» Work order
Go line by line through the records and tally those that include "Показать". Respond with the tally only.

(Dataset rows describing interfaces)

----

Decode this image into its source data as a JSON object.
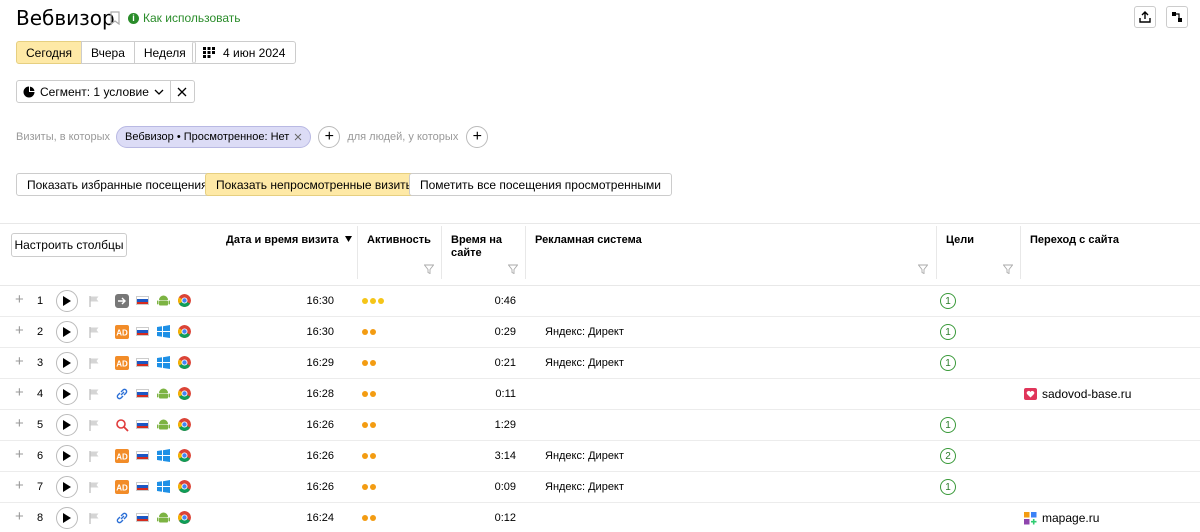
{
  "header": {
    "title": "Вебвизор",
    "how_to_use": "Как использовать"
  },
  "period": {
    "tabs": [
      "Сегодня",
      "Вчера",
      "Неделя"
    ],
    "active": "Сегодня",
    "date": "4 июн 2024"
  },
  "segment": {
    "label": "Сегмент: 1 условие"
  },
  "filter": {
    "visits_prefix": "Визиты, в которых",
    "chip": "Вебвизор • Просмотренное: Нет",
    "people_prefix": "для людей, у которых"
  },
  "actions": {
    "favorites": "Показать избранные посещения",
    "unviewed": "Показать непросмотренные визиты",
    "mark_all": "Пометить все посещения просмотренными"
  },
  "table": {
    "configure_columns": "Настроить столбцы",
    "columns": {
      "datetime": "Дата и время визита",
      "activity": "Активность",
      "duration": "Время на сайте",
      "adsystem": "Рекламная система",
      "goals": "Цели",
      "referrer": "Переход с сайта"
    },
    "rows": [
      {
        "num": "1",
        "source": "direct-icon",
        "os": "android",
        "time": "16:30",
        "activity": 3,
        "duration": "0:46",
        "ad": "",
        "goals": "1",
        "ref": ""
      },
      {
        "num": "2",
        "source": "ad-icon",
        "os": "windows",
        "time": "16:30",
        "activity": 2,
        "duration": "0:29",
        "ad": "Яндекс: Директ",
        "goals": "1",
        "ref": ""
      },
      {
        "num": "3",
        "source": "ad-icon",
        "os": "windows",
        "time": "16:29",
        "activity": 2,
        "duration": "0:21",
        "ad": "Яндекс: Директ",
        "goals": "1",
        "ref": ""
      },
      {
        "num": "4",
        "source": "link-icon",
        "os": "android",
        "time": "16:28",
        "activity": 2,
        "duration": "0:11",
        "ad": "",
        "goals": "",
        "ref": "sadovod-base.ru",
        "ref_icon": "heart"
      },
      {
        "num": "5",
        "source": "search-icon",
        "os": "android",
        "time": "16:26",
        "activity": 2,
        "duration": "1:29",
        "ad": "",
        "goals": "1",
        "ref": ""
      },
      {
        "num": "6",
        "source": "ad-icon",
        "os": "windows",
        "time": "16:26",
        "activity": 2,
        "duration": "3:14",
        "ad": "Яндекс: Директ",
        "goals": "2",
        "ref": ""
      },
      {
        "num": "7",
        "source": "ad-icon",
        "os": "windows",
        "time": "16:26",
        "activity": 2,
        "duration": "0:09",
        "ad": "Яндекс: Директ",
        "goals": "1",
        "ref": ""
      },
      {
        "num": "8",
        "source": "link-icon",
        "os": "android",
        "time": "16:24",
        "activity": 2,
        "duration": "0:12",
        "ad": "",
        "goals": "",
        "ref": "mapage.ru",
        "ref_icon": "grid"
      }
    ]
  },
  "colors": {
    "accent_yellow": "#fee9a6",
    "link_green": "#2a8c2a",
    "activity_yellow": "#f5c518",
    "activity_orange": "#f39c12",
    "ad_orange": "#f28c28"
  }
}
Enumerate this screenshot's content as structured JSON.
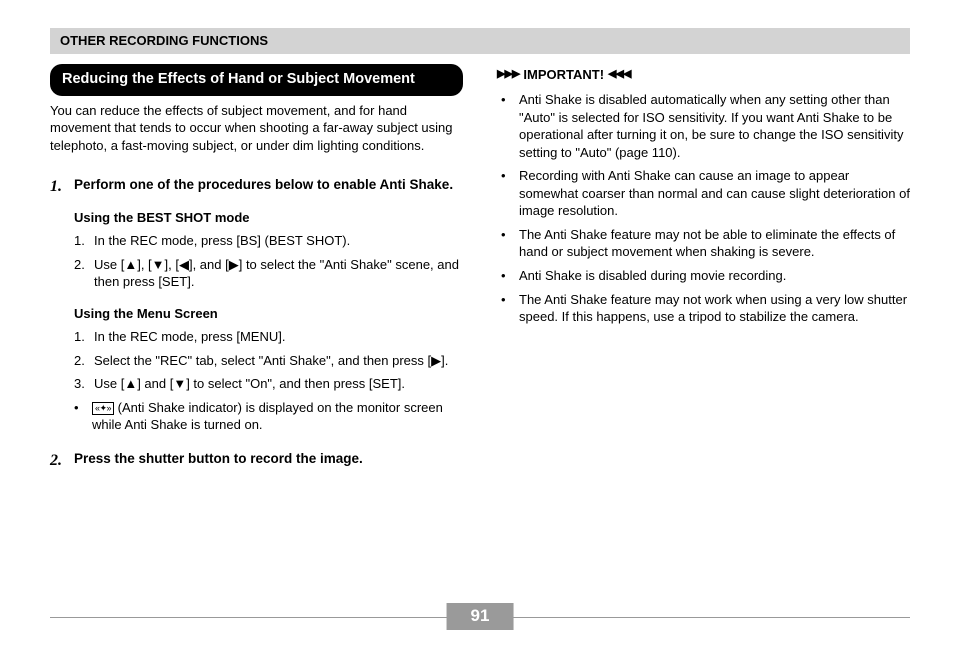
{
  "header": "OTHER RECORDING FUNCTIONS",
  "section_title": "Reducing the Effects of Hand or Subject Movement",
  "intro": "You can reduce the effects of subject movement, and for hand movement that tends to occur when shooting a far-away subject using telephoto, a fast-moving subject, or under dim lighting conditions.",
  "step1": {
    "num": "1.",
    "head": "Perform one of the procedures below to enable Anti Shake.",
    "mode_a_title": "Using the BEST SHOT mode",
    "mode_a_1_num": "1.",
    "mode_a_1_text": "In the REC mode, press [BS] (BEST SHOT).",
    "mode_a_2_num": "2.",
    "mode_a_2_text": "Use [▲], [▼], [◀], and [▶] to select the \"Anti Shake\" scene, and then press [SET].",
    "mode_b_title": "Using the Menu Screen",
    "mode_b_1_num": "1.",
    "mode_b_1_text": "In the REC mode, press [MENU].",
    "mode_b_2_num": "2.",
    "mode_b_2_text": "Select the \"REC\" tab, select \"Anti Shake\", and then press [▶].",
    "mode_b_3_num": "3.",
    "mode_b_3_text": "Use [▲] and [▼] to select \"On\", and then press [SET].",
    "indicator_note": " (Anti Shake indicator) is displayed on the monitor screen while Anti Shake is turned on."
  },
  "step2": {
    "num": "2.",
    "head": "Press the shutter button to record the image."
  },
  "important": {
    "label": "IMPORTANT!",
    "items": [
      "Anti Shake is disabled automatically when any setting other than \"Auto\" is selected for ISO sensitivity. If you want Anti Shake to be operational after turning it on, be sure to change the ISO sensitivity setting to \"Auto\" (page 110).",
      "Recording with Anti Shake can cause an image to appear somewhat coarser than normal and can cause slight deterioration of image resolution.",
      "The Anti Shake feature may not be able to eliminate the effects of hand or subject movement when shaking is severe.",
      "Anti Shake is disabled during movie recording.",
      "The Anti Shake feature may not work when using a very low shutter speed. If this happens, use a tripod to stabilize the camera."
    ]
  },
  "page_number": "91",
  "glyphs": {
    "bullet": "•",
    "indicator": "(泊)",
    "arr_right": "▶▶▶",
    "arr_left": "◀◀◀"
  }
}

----

» Answer below
2